 Downtown Columbia must be developed at a reasonable density. The number 5,500 which is so frequently — and usually inaccurately — cited was a number the County’s consultants recommended as an estimate of the maximum number of units the market could support. When I first heard that number, I thought it was ludicrous, and I still feel that way. The traffic study confirmed what so many of us believed intuitively—that the full scope of possible development suggested by our consultants during the charrette would simply be much too much for our roads to handle. I do not know what the final number of residential units will be, but it will certainly be much closer to the 1,600 units requested three years ago.
 And finally, downtown Columbia must be developed at reasonable heights. The community’s voice has been loud and clear that a 22 story building has no place in our Town Center. As County Executive, I will introduce a height limit for New Town Zoning to prohibit any building over 14 stories.

Under my administration, the Department of Planning and Zoning will be heading in a new direction. I believe our experience over the past year with the downtown planning process points clearly to the need for a different approach, but that need is not limited to Columbia. Throughout the County, communities must be able to work with DPZ rather than feel they must fight against it.

I hope you share my vision, and I look forward to working with you as your next County Executive to make that vision a reality.

Ken Ulman


posted by Rebecca Johnson

Anonymous said...

It is interesting to hear Ken Ulman echo the same
values the new group Coalition for Columbia's Downtown has publicly espoused.
Why did he wait until 3 days before the election?
And use precisely the same language?
Leaders lead, they do not follow. But, it is good to
know that he follows the CCD lead. Perhaps, we will end up with a vibrant Downtown that is not a gridlocked mess.
As far as Chris Merdon is concerned, he worked with the Democratic majority to defeat the original densitiy increase which included the enclosing of MPP and making it a smaller venue. The big box stuff was not mentioned at that time and did not enter the picture until later. (despite campaign nonsense indicating otherwise). By the time it came up, it was shot down before it reached the County for consideration. Chris Merdon and Alan Kittleman were bipartisan and cooperative.
Time will tell if the Ulman team can do the same.

Tom Berkhouse said...

Ken Ulman has a lot of nerve to try and blame the failings of his charette-inspired plan on DPZ. The direction that the Town Center Plan took was not because of any flaws in DPZ's actions. Ulman, Guzzone and Robey were the driving force behidn the plan.
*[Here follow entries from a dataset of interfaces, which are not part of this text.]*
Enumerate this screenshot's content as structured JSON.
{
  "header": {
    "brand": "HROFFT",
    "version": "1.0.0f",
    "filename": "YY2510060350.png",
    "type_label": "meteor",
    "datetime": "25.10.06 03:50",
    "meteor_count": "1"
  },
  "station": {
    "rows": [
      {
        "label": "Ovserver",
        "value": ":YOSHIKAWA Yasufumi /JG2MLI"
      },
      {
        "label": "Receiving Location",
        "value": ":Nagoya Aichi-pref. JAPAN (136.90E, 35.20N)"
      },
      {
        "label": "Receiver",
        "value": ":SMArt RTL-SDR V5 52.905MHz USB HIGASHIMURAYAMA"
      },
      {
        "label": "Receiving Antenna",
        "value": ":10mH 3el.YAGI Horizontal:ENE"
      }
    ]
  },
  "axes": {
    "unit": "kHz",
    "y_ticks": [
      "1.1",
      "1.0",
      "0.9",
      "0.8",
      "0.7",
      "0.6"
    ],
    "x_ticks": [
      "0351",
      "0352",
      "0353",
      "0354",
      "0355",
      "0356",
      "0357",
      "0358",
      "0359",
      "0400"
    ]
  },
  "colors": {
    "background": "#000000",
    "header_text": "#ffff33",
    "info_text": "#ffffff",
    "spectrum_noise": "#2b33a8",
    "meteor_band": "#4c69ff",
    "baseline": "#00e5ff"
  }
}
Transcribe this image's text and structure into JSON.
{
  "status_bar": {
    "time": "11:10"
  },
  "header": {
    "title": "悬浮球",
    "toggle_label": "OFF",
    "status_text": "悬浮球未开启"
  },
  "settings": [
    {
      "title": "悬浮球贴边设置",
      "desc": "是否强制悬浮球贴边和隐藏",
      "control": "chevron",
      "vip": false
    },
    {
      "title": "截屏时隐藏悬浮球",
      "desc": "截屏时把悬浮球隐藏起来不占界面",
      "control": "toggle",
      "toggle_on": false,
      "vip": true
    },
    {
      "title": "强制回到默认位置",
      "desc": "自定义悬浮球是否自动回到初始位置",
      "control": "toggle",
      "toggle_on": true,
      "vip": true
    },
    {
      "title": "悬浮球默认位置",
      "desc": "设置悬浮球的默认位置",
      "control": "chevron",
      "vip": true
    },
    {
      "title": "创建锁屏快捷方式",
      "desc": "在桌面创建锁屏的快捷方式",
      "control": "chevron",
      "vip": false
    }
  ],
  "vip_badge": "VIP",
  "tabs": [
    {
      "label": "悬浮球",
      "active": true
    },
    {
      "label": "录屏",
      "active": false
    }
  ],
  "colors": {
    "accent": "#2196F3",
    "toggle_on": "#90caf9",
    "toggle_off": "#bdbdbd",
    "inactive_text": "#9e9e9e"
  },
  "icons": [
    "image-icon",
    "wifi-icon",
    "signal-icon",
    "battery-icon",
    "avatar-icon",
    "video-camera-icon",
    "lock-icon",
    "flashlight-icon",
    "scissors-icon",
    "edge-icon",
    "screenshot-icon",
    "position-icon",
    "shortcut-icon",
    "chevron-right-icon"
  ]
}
What a dishonest, dirty political trick for him to pull. But that's typical for Ulman.

So, he blocked that proposal from 3 years ago, but will now basically allow that same amount of development to cocur. So just what did Ulman accomplish other than putting GGP through 3 years of hell?

It's so ironic that Ulman is the political hack "fighting for an open process". For the last 8 years, he and the Democratic party held the power in Howard County, so why didn't they do something about these so-called problems, before an election year came up?

Now he comes out and says that DPZ should work better with the communities. Is he serious? DPZ has been working for several years to help various communities put together their own "master plans" for things like landscaping enhancements and so on. DPZ actually bends over backward trying to please everyone - which is a fruitless endeavor when it comes to people opposing every little development under the sun.

Ken - why don't you come clean on your involvement with Iron Bridge Wine Company, Waverly Gardens, the Crescent Sketch, and the Charette Plan instead of blaming your mistakes and shortcomings on DPZ?